AbstractMeasurements of methane (CH4) so far have always shown supersaturation in the entire North Sea relative to the atmospheric partial pressure and the distribution of surface CH4 reveals a distinct increase towards the shore. Since North Sea sediments presumably are an insignificant source for CH4 the coastal contribution via rivers and tidal flats gains in importance.
In this work, CH4 data from the River Weser, the back barrier tidal flats of Spiekeroog Island (NW Germany), and the German Bight are presented. Results from the River Weser are compared to other rivers draining into the German Bight. Measurements in the tidal flat area of Spiekeroog Island highlight this ecosystem as an additional contributor to the overall CH4 budget of the southern North Sea. A tidally driven CH4 pattern is observed for the water column with maximum values during low tide. Tidal flat sediments turn out to be the dominating source because pore waters discharged during low tide are highly enriched in CH4. In contrast, the freshwater contribution to the tidal flats by small coastal tributaries has almost no impact on water column CH4 concentrations. The CH4 level seems to be disturbed irregularly by wind forcing due to elevated degassing and prevention of advective flow when tidal flats remain covered by water.
Based on our data, two model calculations were used to estimate the impact of tidal flats on the CH4 budget in the German Bight.
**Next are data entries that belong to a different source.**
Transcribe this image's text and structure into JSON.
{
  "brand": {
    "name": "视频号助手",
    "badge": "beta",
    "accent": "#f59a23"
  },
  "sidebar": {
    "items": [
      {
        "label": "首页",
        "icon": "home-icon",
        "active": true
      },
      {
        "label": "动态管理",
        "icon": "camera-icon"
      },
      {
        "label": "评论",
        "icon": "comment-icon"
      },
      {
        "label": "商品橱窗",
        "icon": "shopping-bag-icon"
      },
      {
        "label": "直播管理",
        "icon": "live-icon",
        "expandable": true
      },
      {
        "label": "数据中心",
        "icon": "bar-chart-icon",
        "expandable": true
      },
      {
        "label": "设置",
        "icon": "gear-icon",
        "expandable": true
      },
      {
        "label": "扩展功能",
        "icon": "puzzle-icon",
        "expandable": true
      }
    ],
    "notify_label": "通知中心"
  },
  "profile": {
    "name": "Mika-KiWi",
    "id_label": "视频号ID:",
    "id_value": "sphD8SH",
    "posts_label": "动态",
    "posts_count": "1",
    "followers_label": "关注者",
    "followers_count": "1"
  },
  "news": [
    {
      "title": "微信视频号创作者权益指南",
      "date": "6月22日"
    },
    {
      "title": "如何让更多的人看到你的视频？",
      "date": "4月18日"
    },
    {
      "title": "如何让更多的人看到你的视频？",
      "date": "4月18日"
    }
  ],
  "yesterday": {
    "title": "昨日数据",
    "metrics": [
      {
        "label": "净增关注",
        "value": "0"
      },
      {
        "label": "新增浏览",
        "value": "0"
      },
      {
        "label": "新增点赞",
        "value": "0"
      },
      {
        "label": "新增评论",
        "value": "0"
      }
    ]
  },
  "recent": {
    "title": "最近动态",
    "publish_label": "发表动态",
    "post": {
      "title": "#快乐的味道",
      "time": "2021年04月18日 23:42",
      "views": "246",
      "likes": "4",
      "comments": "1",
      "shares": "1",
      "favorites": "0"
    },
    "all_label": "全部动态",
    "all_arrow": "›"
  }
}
Our results demonstrate that the back barrier tidal flats of the east Frisian Wadden Sea contribute CH4 in an order of magnitude between the Wash estuary and River Elbe and thus have to be considered in budget calculations.